If I may ask . . . what were these repairs, and did they address your concern(s), or were they in fact upsells that the shop recommended?

The car is near 20 years old. Any 20 year old car can accumulate 2400 dollars worth of repairs.

So what do the repairs consist of and how many miles on the Jeep?

The average car loan today is 60 months

You’re kidding! The last time I had a car loan was in 1965 for a Dodge Dart, $3000 or so. I repaid it in just over 2 years (24 months). 60 months is really half a decade, come to think of it.

Average is 60, 72 and 84 are not uncommon

Yeah, but today the average car on the road is 11 years old–maybe more. How long did your 65 Dart last?
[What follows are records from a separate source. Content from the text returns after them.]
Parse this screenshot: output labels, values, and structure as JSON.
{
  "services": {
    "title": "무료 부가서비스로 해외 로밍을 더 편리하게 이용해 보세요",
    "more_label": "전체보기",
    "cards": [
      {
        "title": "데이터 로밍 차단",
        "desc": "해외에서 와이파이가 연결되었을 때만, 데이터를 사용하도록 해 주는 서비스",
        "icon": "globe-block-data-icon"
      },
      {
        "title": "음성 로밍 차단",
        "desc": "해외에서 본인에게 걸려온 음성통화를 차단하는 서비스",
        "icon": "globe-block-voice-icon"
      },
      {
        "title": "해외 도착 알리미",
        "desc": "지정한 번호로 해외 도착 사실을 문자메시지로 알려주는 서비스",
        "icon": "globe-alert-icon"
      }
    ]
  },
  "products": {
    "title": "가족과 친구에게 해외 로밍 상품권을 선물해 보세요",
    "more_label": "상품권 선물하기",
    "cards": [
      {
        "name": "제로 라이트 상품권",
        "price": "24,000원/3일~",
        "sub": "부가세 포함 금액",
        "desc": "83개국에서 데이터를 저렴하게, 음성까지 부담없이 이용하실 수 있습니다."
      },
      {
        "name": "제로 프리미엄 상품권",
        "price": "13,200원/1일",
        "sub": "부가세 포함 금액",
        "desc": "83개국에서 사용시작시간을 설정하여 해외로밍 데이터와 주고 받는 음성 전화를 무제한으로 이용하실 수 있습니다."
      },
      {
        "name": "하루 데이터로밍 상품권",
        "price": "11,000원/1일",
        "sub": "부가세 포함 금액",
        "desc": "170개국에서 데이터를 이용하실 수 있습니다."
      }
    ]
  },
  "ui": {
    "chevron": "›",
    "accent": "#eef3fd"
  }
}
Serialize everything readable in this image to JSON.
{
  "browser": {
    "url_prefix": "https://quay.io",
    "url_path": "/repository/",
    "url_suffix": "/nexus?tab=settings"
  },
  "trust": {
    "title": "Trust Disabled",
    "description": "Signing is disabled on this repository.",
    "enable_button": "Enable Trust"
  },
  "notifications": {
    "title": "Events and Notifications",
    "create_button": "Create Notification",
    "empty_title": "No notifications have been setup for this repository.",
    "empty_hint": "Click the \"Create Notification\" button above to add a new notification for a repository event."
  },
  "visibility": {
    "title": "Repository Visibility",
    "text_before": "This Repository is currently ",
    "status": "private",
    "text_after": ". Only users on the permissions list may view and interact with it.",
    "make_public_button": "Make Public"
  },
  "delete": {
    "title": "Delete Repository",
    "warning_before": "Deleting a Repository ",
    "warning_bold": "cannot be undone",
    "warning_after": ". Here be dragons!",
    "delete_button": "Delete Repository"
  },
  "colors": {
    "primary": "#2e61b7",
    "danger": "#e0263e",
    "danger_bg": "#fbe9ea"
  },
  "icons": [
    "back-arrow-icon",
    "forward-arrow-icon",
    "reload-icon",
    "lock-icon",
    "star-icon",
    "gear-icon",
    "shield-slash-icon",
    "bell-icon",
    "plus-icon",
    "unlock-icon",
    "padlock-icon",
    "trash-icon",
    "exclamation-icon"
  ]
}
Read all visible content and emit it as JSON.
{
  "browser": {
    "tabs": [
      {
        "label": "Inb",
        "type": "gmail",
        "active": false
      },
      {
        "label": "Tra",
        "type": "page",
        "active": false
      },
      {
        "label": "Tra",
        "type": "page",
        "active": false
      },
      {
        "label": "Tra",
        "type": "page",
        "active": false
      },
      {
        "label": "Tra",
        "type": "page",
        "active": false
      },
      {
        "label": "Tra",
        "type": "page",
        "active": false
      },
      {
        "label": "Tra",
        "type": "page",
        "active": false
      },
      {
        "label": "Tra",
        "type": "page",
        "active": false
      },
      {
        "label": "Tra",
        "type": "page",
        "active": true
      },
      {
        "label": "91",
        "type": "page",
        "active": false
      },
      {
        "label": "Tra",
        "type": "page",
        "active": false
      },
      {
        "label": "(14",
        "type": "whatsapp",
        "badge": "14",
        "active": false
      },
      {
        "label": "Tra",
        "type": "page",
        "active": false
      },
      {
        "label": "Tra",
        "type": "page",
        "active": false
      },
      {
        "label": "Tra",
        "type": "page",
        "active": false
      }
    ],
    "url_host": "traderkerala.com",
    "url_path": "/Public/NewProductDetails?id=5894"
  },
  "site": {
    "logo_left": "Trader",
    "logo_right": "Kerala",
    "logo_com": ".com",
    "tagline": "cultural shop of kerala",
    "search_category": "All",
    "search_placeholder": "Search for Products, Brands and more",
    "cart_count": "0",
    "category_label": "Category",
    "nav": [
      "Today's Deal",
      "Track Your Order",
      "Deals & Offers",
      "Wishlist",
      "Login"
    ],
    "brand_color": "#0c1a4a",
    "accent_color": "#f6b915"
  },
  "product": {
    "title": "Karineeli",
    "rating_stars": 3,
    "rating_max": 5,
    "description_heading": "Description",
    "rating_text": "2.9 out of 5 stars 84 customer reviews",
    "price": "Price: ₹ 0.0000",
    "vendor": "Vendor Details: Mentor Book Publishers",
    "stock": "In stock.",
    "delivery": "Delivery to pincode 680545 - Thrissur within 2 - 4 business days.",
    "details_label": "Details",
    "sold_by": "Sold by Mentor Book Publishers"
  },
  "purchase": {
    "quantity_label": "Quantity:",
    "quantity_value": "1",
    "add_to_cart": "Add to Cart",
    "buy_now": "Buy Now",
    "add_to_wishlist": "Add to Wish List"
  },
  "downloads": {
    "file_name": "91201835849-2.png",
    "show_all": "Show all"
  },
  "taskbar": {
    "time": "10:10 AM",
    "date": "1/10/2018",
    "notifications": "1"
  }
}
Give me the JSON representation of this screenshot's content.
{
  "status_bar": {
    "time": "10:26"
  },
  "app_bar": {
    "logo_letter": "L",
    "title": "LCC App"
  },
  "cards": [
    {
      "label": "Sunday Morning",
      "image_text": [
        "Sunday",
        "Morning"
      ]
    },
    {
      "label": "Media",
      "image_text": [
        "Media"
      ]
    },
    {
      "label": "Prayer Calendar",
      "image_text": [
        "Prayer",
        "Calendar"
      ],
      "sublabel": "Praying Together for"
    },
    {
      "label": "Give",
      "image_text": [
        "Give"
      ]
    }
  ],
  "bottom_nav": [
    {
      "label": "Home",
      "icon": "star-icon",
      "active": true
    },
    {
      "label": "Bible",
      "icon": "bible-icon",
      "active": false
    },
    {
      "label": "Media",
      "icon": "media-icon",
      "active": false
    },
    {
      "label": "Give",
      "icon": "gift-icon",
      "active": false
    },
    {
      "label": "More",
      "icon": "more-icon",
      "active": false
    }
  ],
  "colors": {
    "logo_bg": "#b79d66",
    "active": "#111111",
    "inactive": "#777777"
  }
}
Heh heh, so you’re saying I shouldn’t have overhauled the transmission at 350,000 for $2000? Yeah I kinda agree but I kinda considered it a profit center. I was doing 30,000 miles a year and getting paid 40 cents a mile so just figured who needs to wear out a new car before retirement?

Like I said I paid $175 for my 59 Pontiac in 1968 so it was 9 years old and I paid $500 for my 59 VW before that. I thought they were old but 9 years now is still pretty young. I used to lament that I drove a newer car in college than in middle age. Maybe shoulda just saved my money, kept flipping hamburgers, and bought new cars. You never know in this life which way to go at the fork in the road.

@acemaster The Dart lasted 13 years and 154,00 miles when the rust became problematic. We lived in the Great Lakes Rust belt then. Interest rates were also higher then.

As for repairs, the Dart had a new alternator, starter, gas thank (rust), torsion bars, 2 batteries, shocks, several brake jobs, and a paint job. The power train was still good at the end of its life.
Our current 13 year old car (Toyota) has no rust and has had only $500 worth of repairs, one of which was front brakes.

Better cars allow longer financing as do lower interest rates.

Why do you think this is madness? Presuming you like the vehicle, and rust isn’t making it structurally unsafe to drive, spending $2200 to get it back on the road might very well be the common sense thing to do. Where else you gonna find a vehicle you like for $2200? The market value of your Jeep isn’t relevant in this decision. The only question you need to answer: what’s the best choice of the available options that meets my needs?